Xiaosi Gu, Ph.D., is an associate professor at UT Dallas and head of the Computational Psychiatry Unit at the Center for BrainHealth. Her recent research received attention from top scientists and praise from the director of NIDA (National Institute on Drug Abuse), Nora Volkow, Ph.D., who said, “The report by Gu et al. in PNAS [Proceedings of the National Academy of Sciences] represents an important step forward…this work illuminates the mechanisms whereby belief can influence nonconscious learned association…”
The study, published in collaboration with scientists from across the U.S. and Europe, investigates the question: In terms of drug abuse, or substance abuse disorder, how much does belief influence the brain’s response to a neuroactive drug?
Why do this study?
If you tell people that they are getting a new effective drug, but actually give them a sugar pill, they typically show some treatment response more than 50% of the time, meaning above chance level. That’s known as the placebo effect. It's very mysterious, but explains why when you take a pill, whether or not the pill is going to work has a lot to do with whether or not you believe in it.
However, it is noteworthy that our finding is related, but is NOT a placebo effect – because we found belief of “no nicotine” can tune down the effect of nicotine, when nicotine is actually present in the brain.
What belief are you testing?
The actual belief is very simple. It’s only about whether or not there is nicotine in the cigarette. We wanted to know: Does believing whether or not there is nicotine in the cigarette change how the brain responds to the substance?
From a tactical research perspective, nicotine, the primary addictive substance in tobacco, is a legal substance that is easily accessible and has a fairly realistic placebo in cigarette form.
How do you test the brain’s response?
All study participants, people who had smoked at least a half a pack of cigarettes a day for the last seven years, visited the lab on four different occasions.
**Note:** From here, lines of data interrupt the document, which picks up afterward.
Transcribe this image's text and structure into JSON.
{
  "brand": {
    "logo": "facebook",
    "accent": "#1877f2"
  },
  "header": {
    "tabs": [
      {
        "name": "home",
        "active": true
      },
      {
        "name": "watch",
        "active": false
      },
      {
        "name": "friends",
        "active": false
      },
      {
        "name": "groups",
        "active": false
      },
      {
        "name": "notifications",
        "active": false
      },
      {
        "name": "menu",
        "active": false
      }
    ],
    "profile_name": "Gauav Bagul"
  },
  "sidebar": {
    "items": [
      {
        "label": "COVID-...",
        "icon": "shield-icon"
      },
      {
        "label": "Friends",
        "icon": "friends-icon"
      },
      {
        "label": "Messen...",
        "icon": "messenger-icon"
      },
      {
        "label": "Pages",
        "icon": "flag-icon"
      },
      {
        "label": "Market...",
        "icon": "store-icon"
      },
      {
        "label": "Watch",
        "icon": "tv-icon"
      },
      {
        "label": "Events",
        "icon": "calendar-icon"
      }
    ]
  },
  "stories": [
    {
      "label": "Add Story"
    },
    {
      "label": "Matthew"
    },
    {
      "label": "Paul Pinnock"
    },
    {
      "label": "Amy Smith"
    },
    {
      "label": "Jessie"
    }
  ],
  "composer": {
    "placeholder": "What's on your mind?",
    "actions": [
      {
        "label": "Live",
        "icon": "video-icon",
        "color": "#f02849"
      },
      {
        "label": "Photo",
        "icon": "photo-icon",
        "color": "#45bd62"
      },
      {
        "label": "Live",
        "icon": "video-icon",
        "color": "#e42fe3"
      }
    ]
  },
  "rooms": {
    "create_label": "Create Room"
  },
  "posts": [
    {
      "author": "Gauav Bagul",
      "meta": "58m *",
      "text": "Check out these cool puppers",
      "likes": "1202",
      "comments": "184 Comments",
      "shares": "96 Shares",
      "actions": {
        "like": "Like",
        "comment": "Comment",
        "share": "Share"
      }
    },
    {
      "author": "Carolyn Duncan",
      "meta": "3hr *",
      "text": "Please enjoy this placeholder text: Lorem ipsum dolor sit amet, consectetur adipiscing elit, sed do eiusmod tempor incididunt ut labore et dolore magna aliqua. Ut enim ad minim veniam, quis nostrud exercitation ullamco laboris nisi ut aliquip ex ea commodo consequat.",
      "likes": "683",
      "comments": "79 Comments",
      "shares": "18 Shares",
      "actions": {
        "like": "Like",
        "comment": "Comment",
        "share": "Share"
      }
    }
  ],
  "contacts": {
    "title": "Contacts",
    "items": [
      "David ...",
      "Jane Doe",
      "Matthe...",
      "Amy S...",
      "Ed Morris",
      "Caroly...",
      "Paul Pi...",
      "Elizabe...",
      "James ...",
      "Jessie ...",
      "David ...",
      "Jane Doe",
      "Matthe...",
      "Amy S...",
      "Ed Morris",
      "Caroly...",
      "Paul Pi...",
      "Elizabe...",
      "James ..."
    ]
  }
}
Each time they underwent an fMRI scan, but each time it was under a different condition:
They were told they were given a nicotine cigarette but received placebo;
They were told they were given a placebo but received a nicotine cigarette;
They were told they were given a nicotine cigarette and received nicotine;
They were told they were given a placebo and received placebo.
Our study looked at the brain’s reward processing system. Using functional magnetic resonance (fMRI) imaging, we can indirectly measure dopamine, the neurotransmitter in the brain’s reward system that regulates emotion, motivation and that nice, satisfying feeling related to natural rewards like food, sex, music or money.
What were you expecting to see in the brain?
We expected the reward system to light up with dopamine when the study participants smoked nicotine cigarettes, regardless of their belief.
What did you find?
Even if they were smoking a real cigarette but they believed that it did not contain nicotine, their reward system did not respond.
It’s a very unexpected result. We did not anticipate belief would have this strong of an effect. We expected the nicotine group to show some reward response in the imaging data despite how they believed, but very surprisingly we did not see anything at all.
Are these findings controversial?
These findings drastically contrast with conventional neuroscience ideas about nicotine that focus on the molecular level and show the advantage of studying human participants. We were able to see a ‘top down’ effect that could never be modeled with rodents. We were able to study very high-level and abstract computational systems because we could ask people what they thought, and we could manipulate what they thought. This approach offers important ecological validity, because we know that in drug addiction these abstract beliefs play a very important role.
What’s the take-away message?
These results suggest that for drugs to have an effect on you, you also need to believe that they are going to have an effect.